Thursday, February 10, 2011

Latest work

I have managed to do the last feather rows on my wrap and started the last mawhitiwhiti row before turning.
I am pleased with the way it has come together and tried various tops including a plait across the top but I have decided a normal turning will be best.

However I have had to put it on hold so I can make a bag for Whiri Aroha for a raffle.  I have just started weaving the bottom.

But the excitement that is really making me think is seeing a korowai in Auckland city yesterday at a shop called Kura and by an artist called Gary.  I didn't get his last name but hope to sort that out.  It was wonderful.  It was made of a light coloured jute but looked like muka.  It had small blocks of weka feathers and very close rows much closer than we are used to doing.  But the ends of the rows were just so neat.  It was as if the aho just disappeared.  He only backtracked on the rows about 4 or 5 whenu and I couldn't see the knot or cut aho or anything.  It was so beautiful I felt my work was bad next to his.  But it has certainly motivated me to improve my technique.  And I might try the jute if I can find it.

Here are another few things I made for the group.
This is a neckpiece

jute string (actually looks browner) and pheasant feathers

My first piece of muka that I made myself

Wednesday, February 2, 2011

Current projects

I have two projects underway at the moment.  One I started ages ago but am waiting on some white feathers which I will get next monday at Whiri Aroha - our weaving group at the Papakura marae.
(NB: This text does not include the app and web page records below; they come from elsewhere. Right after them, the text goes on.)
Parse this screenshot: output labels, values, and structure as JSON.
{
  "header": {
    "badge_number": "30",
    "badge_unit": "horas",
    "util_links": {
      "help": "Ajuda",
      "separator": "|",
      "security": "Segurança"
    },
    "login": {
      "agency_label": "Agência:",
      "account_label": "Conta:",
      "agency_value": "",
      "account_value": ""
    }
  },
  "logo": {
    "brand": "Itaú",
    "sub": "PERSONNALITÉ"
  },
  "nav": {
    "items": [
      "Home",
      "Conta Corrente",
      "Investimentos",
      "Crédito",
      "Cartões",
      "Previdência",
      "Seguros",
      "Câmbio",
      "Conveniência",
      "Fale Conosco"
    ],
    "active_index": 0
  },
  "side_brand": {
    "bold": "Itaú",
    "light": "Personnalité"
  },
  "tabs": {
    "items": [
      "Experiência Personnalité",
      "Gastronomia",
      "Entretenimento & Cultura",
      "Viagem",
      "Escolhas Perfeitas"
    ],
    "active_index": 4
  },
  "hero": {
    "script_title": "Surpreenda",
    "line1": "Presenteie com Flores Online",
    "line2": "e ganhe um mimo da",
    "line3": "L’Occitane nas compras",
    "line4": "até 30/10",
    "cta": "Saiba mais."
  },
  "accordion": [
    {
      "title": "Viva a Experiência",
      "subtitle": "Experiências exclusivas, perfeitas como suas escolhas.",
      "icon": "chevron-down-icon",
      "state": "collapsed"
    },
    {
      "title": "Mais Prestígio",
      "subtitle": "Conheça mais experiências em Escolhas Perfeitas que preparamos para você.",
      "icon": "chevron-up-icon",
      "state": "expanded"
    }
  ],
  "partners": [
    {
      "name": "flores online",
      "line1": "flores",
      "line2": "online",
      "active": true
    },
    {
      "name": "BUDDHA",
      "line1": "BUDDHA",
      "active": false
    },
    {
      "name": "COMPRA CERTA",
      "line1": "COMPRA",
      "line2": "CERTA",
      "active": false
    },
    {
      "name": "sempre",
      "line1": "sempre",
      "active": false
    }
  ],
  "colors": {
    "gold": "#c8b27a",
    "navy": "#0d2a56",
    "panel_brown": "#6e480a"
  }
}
It has duck feathers mostly.  I am thinking of two rows of white feathers then a last row of light grey duck feathers before a black, brown and cream taniko.  It will be a short cape with an opening down the front.

 The other project I started last week and is also a short cape but without an opening - you pop it over your head.  It may be slightly awkward to get into and out of but I think it looks better when wearing it.  I have come to a halt because I think I would again like to use white feathers - fluffy if possible before the blue peacock feathers.  The black ones are long black dyed bought feathers. Just wondering whether I should carry on the blocks or do the white and peacock feathers right across the rows.  Anyone got an opinion or suggestion?

Tuesday, February 1, 2011

Korowai blogging

I am new to blogging but thought this might be a good way to get in touch with others weavers or would-be weavers of korowai.  I hope to keep an update on my latest projects, have a gallery of my work and offer opportunities for teaching weaving or buying korowai.  So please comment, advise, suggest ideas so I can make this an interesting place for people who love to weave garments and objects from bits of string.

You can learn to weave.

The skill of weaving from modern materials was passed on to me with love and without tapu.  It was expected that I should, in turn, pass the skill on to others.  As a pakeha I can teach the skills required to weave a korowai but for the heart and spirit of weaving you need to seek out your own people and traditions.  I feel it's a great privilege to have this knowledge and consider it a great blessing to be able to pass on something that has brought a great deal of pleasure to me.  Contact me if you are interested in learning to weave.
My first korowai sample 2007

Like to help weave your own Korowai?

If you would like to be able to say "I helped create this family korowai" but feel you don't want to do all the work yourself then we could do it together.  You could help with the feathers, do some weaving rows, do some taniko but I would oversee the project and help you get it done.  Contact me if this is an opportunity you would like to take up.  Although I am in Auckland at the moment we do hope to be shifting to the South Island sometime in the future.

Commission a Korowai

If you would like a korowai made to your own specifications and design I would be very happy to discuss that with you.  You could choose size and shape, feathers or tags, design your own taniko, whatever you feel would suit your family and purpose.  Remember, though, it can take up to 6 months to make so plan ahead. Here are three of my bigger cloaks - two adults and a child's one.
Here am I in my big pheasant feather korowai 
My first adult sized korowai made from different groups of pheasant feathers.

This cloak was made for Taieri Beach school from fluffy pheasant feathers